Posted on 27th November 2014 by Nathan Collicott
This week Nathan Collicott continues our ongoing connection with Richard Lehman’s journal reviews in the BMJ.
Since launching in January 2013, the AllTrials campaign has campaigned for all past and present clinical trials to be registered and their results published. Failure to publish the results of all trials conducted leads to misrepresentation of the benefits and harms of any intervention, resulting in bad treatment decisions, and ultimately, patient suffering. The AllTrials campaign has been backed by over 80,000 individuals and over 500 organisations.
GlaxoSmithKline have led industry involvement, signing up to AllTrials in March 2013, and committing to sharing patient-level clinical trial data going back to 2007. Since May 2013, researchers have been able to request access to patient data from trials sponsored by GSK, subject to oversight by an independent review board. This article reports the experiences of this review board over the past year. GlaxoSmithKline now has 950 studies to which researchers can apply for access, and since January 2014, the system has expanded to include studies from other companies, such that there are more than 1200 studies listed from 10 different companies.
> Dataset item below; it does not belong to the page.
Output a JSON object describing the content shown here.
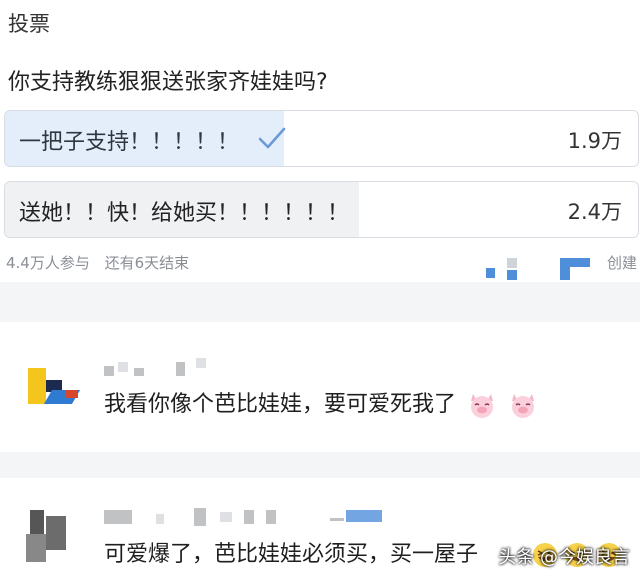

In the first year of the scheme, 58 applications have been made, with the majority being approved. This appears to be an important and successful first step in the move towards greater transparency in evidence-based medicine.
The other main focus of Richardâ€™s blog this week is on patient-centred outcomes research. This is an editorial written by the Patient-Centred Outcomes Research Institute describing what is meant by patient-centred outcomes research and why we should be interested. Essentially, patient-centred outcomes research is the investigation of research questions and outcomes that are important to patients, rather than what professionals may think are important outcomes. This should involve the consideration of the patient perspective in the design, conduct and reporting of research. The obvious rationale for making research patient-centred is that this should enhance the relevance of research to real-life decisions that patients face, which may improve the uptake of evidence and the likelihood that patients will achieve health outcomes that they desire.
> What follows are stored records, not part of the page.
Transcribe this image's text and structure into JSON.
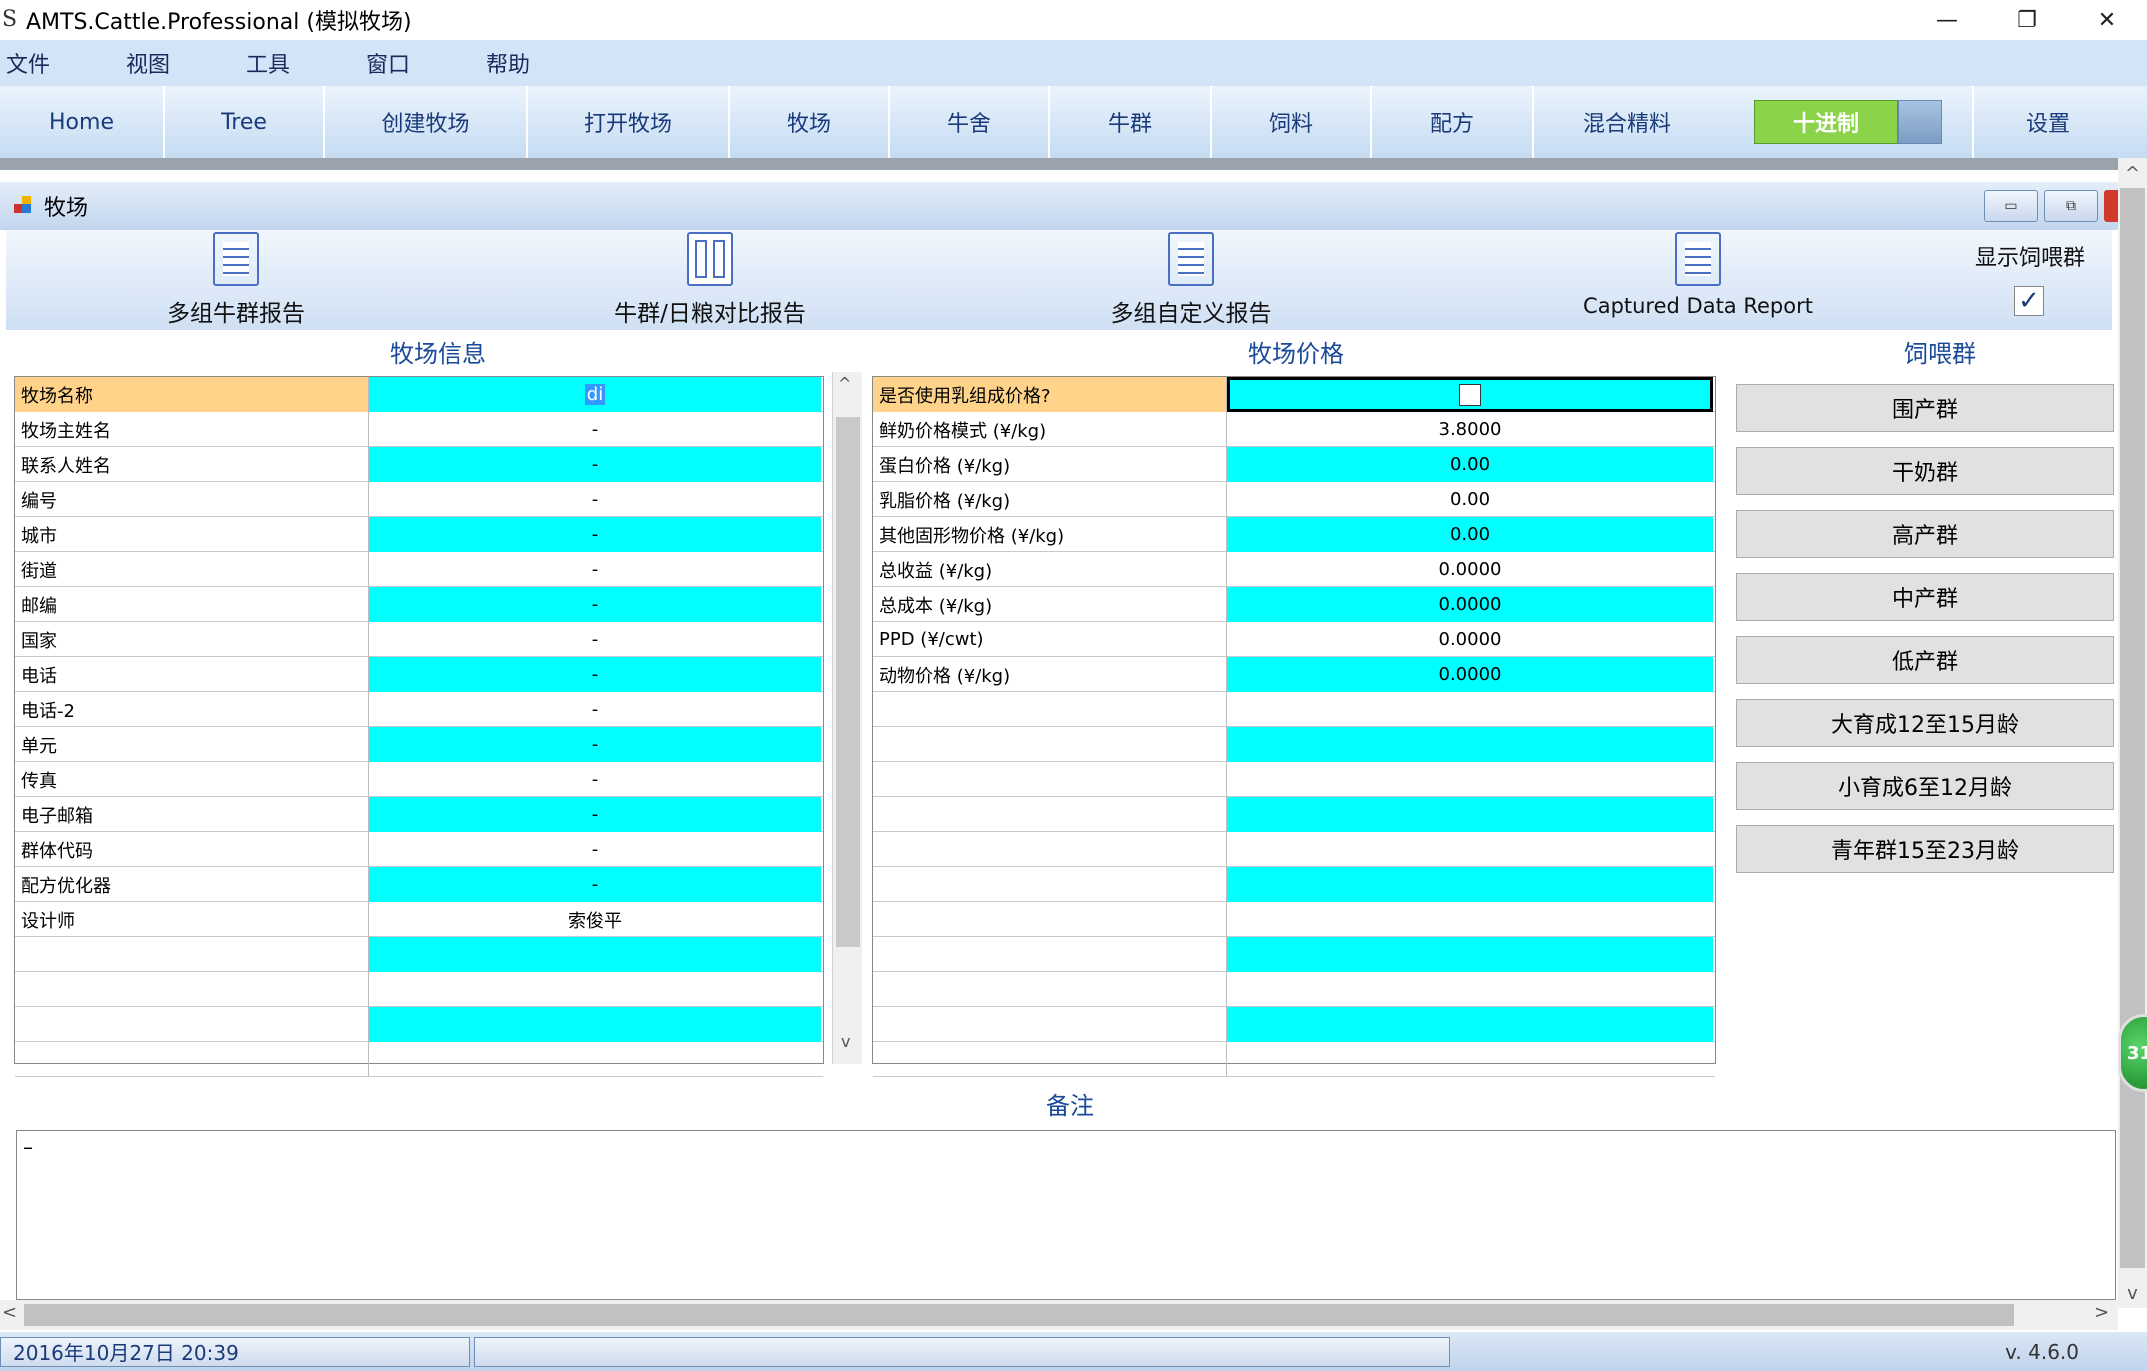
{
  "window": {
    "app_icon": "S",
    "title": "AMTS.Cattle.Professional (模拟牧场)",
    "minimize": "—",
    "restore": "❐",
    "close": "✕"
  },
  "menu": [
    "文件",
    "视图",
    "工具",
    "窗口",
    "帮助"
  ],
  "tabs": [
    {
      "label": "Home",
      "active": false
    },
    {
      "label": "Tree",
      "active": false
    },
    {
      "label": "创建牧场",
      "active": false
    },
    {
      "label": "打开牧场",
      "active": false
    },
    {
      "label": "牧场",
      "active": false
    },
    {
      "label": "牛舍",
      "active": false
    },
    {
      "label": "牛群",
      "active": false
    },
    {
      "label": "饲料",
      "active": false
    },
    {
      "label": "配方",
      "active": false
    },
    {
      "label": "混合精料",
      "active": false
    },
    {
      "label": "十进制",
      "active": true
    },
    {
      "label": "设置",
      "active": false
    }
  ],
  "child_window": {
    "title": "牧场",
    "btn_minimize": "▭",
    "btn_restore": "⧉"
  },
  "toolbar": {
    "multi_group_report": "多组牛群报告",
    "herd_ration_compare": "牛群/日粮对比报告",
    "multi_custom_report": "多组自定义报告",
    "captured_data_report": "Captured Data Report",
    "show_feeding_groups": "显示饲喂群",
    "show_feeding_groups_checked": true,
    "check_mark": "✓"
  },
  "sections": {
    "farm_info": "牧场信息",
    "farm_price": "牧场价格",
    "feeding_groups": "饲喂群",
    "notes": "备注"
  },
  "farm_info": [
    {
      "label": "牧场名称",
      "value": "di"
    },
    {
      "label": "牧场主姓名",
      "value": "-"
    },
    {
      "label": "联系人姓名",
      "value": "-"
    },
    {
      "label": "编号",
      "value": "-"
    },
    {
      "label": "城市",
      "value": "-"
    },
    {
      "label": "街道",
      "value": "-"
    },
    {
      "label": "邮编",
      "value": "-"
    },
    {
      "label": "国家",
      "value": "-"
    },
    {
      "label": "电话",
      "value": "-"
    },
    {
      "label": "电话-2",
      "value": "-"
    },
    {
      "label": "单元",
      "value": "-"
    },
    {
      "label": "传真",
      "value": "-"
    },
    {
      "label": "电子邮箱",
      "value": "-"
    },
    {
      "label": "群体代码",
      "value": "-"
    },
    {
      "label": "配方优化器",
      "value": "-"
    },
    {
      "label": "设计师",
      "value": "索俊平"
    },
    {
      "label": "",
      "value": ""
    },
    {
      "label": "",
      "value": ""
    },
    {
      "label": "",
      "value": ""
    },
    {
      "label": "",
      "value": ""
    }
  ],
  "farm_price": [
    {
      "label": "是否使用乳组成价格?",
      "value": ""
    },
    {
      "label": "鲜奶价格模式 (¥/kg)",
      "value": "3.8000"
    },
    {
      "label": "蛋白价格 (¥/kg)",
      "value": "0.00"
    },
    {
      "label": "乳脂价格 (¥/kg)",
      "value": "0.00"
    },
    {
      "label": "其他固形物价格 (¥/kg)",
      "value": "0.00"
    },
    {
      "label": "总收益 (¥/kg)",
      "value": "0.0000"
    },
    {
      "label": "总成本 (¥/kg)",
      "value": "0.0000"
    },
    {
      "label": "PPD (¥/cwt)",
      "value": "0.0000"
    },
    {
      "label": "动物价格 (¥/kg)",
      "value": "0.0000"
    },
    {
      "label": "",
      "value": ""
    },
    {
      "label": "",
      "value": ""
    },
    {
      "label": "",
      "value": ""
    },
    {
      "label": "",
      "value": ""
    },
    {
      "label": "",
      "value": ""
    },
    {
      "label": "",
      "value": ""
    },
    {
      "label": "",
      "value": ""
    },
    {
      "label": "",
      "value": ""
    },
    {
      "label": "",
      "value": ""
    },
    {
      "label": "",
      "value": ""
    },
    {
      "label": "",
      "value": ""
    }
  ],
  "feeding_groups": [
    "围产群",
    "干奶群",
    "高产群",
    "中产群",
    "低产群",
    "大育成12至15月龄",
    "小育成6至12月龄",
    "青年群15至23月龄"
  ],
  "notes_text": "–",
  "status": {
    "datetime": "2016年10月27日   20:39",
    "version": "v. 4.6.0"
  },
  "badge": "31",
  "scroll_arrows": {
    "up": "^",
    "down": "v",
    "left": "<",
    "right": ">"
  }
}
For example, in cancer-drug development, regulators and industry tend to prioritise survival outcome measures over the quality of the patient experience. As cancer survival improves while novel drugs signal only small survival benefits, patients must increasingly choose between options with varying balance between effectiveness and toxicity. In this setting, the patient experience of the intervention becomes paramount, while crude survival data provides only a limited focus. Understanding the patient experience in clinical research may help professionals to counsel future patients faced by these treatment decisions more appropriately.
For more information on patient-centred outcomes research, you can visit the Patient-Centred Outcomes Research Initiative website here.